> **Element data from apps and pages**:
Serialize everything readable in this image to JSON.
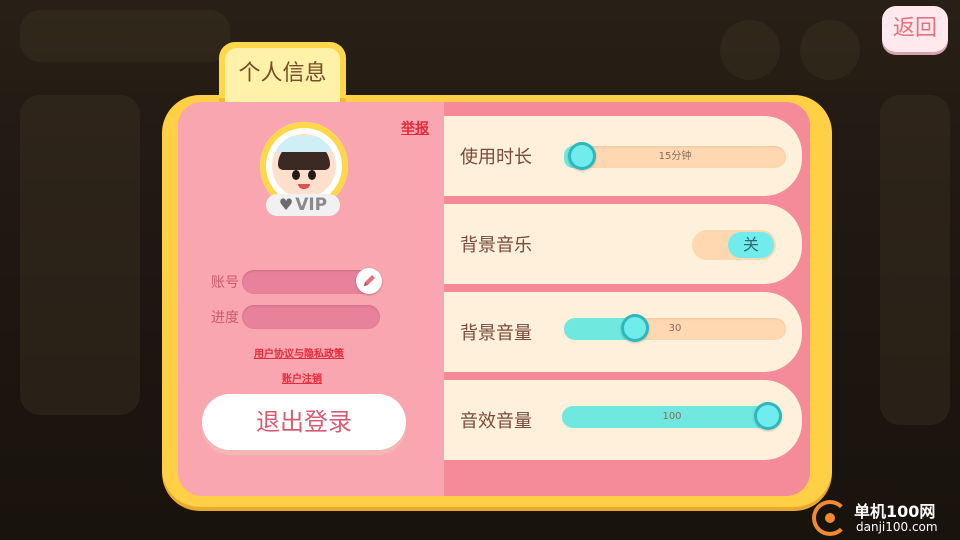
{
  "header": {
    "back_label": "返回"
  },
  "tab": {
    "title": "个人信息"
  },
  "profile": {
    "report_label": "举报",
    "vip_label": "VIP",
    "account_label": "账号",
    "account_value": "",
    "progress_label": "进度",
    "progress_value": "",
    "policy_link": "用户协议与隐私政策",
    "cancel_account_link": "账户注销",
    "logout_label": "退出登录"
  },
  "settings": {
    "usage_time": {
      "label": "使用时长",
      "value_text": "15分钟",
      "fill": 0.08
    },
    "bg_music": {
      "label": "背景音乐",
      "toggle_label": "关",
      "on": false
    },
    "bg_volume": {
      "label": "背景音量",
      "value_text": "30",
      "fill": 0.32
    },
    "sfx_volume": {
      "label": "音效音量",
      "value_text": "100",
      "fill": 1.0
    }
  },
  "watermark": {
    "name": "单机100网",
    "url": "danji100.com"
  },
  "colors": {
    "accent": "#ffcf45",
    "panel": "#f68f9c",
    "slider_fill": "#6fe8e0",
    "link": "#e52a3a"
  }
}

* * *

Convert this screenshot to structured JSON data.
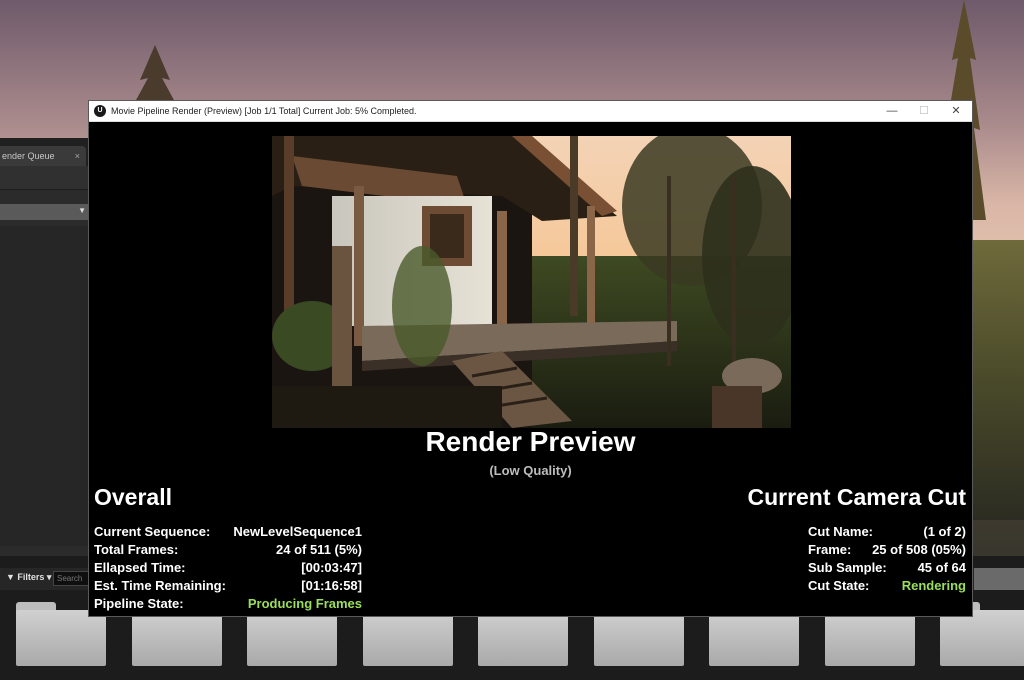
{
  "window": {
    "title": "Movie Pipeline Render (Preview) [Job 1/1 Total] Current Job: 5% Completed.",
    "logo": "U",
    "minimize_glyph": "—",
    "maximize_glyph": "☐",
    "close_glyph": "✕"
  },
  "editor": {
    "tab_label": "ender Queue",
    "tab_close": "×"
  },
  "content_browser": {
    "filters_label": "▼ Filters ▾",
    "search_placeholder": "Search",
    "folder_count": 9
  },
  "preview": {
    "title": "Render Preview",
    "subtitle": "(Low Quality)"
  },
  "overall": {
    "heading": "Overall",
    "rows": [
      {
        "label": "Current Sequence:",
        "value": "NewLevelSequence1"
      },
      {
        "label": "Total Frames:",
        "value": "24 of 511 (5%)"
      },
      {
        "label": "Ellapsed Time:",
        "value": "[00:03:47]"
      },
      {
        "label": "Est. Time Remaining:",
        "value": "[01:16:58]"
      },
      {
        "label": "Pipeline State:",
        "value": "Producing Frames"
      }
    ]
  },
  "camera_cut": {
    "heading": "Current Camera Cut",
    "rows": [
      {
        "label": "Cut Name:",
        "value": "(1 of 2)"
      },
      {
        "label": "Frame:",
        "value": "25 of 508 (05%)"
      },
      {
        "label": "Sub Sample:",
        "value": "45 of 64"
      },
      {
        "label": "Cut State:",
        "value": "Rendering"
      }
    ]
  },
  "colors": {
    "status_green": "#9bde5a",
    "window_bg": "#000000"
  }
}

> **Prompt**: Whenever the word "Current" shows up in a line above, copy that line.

> **Solution to this problem**:
    "title": "Movie Pipeline Render (Preview) [Job 1/1 Total] Current Job: 5% Completed.",
        "label": "Current Sequence:",
    "heading": "Current Camera Cut",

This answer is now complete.